Well loved old varieties of English apple
Hard Knock, Foxwhelp, Vallis, Kill Boys and Hens' Turds are a few of the rather more odd if colourful names.
The orchard as planted in 1921 had just six varieties all laid out in blocks of similar types. These are described in the panel opposite. A number of trees have been lost from old age or wind damage and now that the ground has been cleared we're replanting standard trees from old Gloucester types now under threat. We are also planting juicing bush trees in another part of the orchard. It will be easier to pick and prune these by our youngsters.

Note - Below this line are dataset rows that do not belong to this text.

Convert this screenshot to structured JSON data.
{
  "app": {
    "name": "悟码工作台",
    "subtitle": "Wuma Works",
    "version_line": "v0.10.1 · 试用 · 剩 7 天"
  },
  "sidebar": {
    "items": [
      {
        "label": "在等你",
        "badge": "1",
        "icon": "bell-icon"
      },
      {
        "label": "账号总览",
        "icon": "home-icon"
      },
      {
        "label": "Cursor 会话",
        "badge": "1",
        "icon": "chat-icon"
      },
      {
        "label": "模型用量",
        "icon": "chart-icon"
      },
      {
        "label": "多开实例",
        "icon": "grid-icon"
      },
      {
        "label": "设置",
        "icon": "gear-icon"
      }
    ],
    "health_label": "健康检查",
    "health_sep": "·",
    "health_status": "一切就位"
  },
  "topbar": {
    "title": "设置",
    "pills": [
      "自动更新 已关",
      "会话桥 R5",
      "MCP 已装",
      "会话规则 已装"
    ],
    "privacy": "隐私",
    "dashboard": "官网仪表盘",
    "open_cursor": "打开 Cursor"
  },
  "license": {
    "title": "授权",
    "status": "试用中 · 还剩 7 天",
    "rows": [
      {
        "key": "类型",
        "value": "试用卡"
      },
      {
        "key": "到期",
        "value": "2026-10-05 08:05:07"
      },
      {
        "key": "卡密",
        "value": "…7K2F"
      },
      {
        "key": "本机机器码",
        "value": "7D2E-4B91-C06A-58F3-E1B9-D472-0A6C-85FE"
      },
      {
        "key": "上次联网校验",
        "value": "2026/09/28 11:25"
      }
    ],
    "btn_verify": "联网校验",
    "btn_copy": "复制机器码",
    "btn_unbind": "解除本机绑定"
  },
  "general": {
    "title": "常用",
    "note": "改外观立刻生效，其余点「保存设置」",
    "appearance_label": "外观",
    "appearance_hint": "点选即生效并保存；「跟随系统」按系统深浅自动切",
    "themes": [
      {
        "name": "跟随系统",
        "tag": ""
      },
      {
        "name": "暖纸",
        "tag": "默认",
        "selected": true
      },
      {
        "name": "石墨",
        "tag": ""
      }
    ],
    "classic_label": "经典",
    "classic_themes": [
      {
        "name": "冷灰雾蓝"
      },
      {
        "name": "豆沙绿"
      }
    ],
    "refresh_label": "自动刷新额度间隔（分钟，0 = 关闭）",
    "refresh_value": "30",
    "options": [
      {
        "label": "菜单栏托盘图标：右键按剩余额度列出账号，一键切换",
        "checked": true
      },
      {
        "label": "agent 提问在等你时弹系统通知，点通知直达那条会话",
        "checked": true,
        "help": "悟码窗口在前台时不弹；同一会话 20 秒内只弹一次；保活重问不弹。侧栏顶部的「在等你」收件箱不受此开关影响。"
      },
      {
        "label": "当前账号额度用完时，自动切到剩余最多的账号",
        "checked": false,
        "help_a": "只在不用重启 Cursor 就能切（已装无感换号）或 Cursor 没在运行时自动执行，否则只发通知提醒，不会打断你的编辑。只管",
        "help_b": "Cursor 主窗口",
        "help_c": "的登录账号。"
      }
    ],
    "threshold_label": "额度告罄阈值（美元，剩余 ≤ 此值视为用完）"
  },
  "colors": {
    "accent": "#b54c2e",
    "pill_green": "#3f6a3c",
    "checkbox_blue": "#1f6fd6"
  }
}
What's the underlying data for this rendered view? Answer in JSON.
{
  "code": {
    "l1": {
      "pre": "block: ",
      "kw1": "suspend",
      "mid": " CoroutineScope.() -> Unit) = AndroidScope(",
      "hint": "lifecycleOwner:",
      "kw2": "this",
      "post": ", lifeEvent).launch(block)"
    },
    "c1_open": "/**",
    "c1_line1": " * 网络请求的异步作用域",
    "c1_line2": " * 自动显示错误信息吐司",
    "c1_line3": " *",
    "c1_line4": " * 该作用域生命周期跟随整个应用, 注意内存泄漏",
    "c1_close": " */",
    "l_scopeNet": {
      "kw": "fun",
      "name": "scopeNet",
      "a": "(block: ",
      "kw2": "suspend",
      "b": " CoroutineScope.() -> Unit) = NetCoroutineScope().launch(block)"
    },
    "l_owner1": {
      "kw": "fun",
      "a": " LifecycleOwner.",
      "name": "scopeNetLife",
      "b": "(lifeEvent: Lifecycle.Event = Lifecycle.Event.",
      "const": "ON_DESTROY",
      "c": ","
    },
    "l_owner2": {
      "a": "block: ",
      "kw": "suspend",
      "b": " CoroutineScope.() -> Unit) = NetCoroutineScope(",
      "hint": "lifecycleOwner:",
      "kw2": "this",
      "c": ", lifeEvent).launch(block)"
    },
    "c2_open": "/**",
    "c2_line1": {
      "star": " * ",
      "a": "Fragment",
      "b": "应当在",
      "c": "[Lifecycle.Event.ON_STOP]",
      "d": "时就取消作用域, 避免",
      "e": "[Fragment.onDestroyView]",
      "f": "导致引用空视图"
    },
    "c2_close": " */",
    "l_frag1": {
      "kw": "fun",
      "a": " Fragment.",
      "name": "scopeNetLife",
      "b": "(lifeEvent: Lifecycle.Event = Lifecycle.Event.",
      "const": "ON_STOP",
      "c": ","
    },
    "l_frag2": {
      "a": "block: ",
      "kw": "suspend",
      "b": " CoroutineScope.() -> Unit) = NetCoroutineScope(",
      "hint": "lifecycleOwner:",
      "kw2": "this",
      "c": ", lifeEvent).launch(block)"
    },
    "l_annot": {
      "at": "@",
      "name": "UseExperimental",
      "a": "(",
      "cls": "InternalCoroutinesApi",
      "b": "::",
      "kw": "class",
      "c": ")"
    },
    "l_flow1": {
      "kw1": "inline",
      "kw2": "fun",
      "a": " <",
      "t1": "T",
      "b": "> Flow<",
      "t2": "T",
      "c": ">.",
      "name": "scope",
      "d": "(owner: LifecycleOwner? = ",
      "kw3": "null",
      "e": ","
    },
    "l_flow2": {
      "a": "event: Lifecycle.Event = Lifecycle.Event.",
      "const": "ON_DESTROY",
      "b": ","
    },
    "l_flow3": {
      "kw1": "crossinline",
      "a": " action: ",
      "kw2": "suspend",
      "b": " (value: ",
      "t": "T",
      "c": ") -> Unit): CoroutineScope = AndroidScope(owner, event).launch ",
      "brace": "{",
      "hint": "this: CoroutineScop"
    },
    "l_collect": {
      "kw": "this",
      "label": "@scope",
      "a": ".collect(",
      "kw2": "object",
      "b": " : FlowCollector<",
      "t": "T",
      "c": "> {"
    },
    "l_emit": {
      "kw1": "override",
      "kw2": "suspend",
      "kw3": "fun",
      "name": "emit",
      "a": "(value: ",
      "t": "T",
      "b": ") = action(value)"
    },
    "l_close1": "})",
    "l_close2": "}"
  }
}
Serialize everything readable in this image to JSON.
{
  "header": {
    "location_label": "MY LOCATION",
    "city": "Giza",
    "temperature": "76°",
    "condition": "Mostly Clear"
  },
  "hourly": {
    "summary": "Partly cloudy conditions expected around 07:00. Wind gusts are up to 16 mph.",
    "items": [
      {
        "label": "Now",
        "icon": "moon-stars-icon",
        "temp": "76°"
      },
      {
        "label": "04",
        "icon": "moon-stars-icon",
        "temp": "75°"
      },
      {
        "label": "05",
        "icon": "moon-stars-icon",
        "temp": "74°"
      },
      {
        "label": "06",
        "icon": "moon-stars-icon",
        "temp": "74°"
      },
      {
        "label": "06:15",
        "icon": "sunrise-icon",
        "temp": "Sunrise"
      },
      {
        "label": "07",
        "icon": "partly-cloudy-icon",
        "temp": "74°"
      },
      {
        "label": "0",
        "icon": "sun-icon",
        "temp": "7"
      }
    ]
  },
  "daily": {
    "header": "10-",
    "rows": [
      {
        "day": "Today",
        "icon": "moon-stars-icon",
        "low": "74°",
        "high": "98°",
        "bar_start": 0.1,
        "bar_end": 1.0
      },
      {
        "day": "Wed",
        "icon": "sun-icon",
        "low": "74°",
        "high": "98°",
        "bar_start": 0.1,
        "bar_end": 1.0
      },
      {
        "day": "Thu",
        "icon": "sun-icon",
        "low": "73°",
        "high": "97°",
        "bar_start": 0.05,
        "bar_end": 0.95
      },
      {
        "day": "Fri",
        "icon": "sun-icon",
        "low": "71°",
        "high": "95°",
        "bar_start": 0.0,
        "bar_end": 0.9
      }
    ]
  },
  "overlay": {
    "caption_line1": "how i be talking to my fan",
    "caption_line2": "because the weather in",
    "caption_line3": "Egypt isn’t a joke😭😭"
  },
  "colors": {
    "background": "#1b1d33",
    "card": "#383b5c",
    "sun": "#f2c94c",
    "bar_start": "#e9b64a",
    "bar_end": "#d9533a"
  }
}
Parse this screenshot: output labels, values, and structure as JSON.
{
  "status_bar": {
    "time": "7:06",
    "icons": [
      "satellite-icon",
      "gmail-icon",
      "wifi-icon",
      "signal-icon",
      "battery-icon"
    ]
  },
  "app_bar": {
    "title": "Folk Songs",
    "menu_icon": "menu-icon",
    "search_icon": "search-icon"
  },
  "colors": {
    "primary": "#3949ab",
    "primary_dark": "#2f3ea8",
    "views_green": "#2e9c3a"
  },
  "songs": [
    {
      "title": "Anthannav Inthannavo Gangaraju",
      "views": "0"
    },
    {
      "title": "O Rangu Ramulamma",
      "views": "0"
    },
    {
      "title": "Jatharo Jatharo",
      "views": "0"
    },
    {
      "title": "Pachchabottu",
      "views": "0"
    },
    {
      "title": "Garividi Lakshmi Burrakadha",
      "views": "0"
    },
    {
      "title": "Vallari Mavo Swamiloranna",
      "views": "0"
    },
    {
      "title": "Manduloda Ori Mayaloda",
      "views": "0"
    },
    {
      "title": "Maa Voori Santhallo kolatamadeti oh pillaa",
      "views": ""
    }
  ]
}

(See main picture) Dating from 1740, this delicious dessert apple cooks well too. Its aromatic, good with cheese and has a pleasant nutty flavour. Picked from late September. An Oxfordshire apple.
Our main crop juicing apple, crisp and juicy. It was developed at Melbourne, Derbyshire in 1887. We begin picking in mid October.
One of the best loved and known of all English apples. A dessert variety, small and juicy, it was developed in Buckinghamshire in 1825. Picked in late September.
From Newbury, Berkshire in 1890, a sweet, dessert apple juicy but coarse fleshed. Pick late September.
Our most local apple at present, developed in Worcester in 1875. Reliable, white skinned juicy and sweet. The first to show and be picked in early September. Dessert.
A new apple in 1921, having been established in 1913 at Southwell Notts. Coarse flesh, juicy and acidic. We pick it in late October.